Dataset rows describing interfaces:
● ● ● ● ● ● ●
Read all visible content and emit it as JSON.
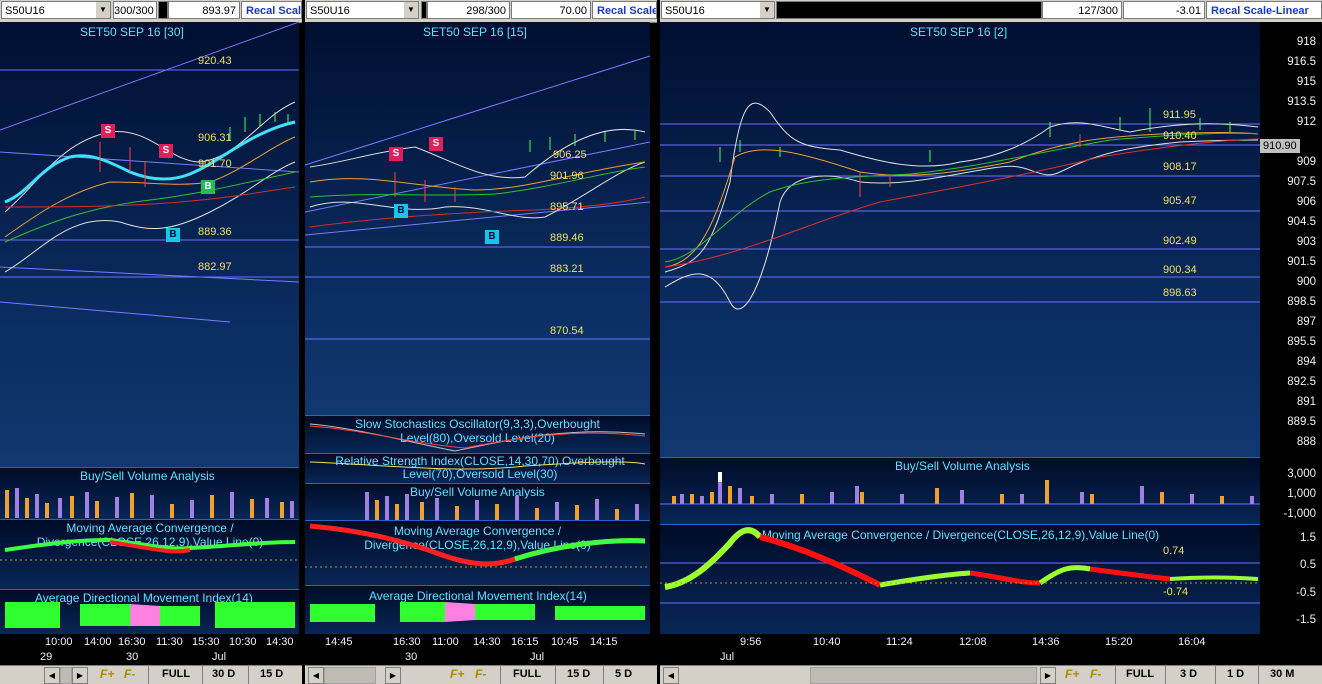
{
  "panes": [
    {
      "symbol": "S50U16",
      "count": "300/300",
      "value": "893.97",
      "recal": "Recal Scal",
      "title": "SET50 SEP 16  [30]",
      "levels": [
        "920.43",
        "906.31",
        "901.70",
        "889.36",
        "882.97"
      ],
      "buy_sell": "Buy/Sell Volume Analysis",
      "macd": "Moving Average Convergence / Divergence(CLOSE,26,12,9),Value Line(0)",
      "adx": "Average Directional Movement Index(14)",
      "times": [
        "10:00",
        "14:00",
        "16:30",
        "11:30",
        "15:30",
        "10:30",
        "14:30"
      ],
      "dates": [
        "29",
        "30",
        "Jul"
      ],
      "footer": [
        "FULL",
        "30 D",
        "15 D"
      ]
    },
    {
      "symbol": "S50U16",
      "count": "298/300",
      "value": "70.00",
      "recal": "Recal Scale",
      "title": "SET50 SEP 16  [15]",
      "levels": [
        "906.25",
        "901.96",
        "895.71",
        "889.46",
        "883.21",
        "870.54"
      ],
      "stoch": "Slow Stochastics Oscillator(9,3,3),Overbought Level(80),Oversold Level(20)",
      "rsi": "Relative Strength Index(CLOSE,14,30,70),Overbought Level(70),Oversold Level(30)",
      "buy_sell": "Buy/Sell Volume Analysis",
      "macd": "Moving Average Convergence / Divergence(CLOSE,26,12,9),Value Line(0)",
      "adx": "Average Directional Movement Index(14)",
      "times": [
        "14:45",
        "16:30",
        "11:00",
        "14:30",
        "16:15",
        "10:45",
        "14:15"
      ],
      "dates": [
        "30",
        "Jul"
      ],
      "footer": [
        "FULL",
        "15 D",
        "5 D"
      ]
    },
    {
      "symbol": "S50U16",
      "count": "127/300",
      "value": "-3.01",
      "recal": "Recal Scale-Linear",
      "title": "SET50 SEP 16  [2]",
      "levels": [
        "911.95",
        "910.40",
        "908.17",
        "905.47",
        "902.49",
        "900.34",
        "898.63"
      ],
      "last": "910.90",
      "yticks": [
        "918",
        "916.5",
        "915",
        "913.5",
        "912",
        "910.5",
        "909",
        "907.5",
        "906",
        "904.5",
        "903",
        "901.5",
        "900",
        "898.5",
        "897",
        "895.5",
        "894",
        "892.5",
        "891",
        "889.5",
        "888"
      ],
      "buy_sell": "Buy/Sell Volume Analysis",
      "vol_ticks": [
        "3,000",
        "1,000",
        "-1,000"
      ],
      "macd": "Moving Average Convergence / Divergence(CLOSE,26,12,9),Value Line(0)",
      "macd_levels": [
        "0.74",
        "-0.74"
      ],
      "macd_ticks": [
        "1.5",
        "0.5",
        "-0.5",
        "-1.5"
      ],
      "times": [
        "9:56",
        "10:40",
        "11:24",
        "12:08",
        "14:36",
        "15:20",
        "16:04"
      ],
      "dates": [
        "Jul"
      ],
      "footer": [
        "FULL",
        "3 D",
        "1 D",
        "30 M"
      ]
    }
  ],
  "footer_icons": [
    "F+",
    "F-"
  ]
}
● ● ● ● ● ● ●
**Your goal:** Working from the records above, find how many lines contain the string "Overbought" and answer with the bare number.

**The completed task:** 2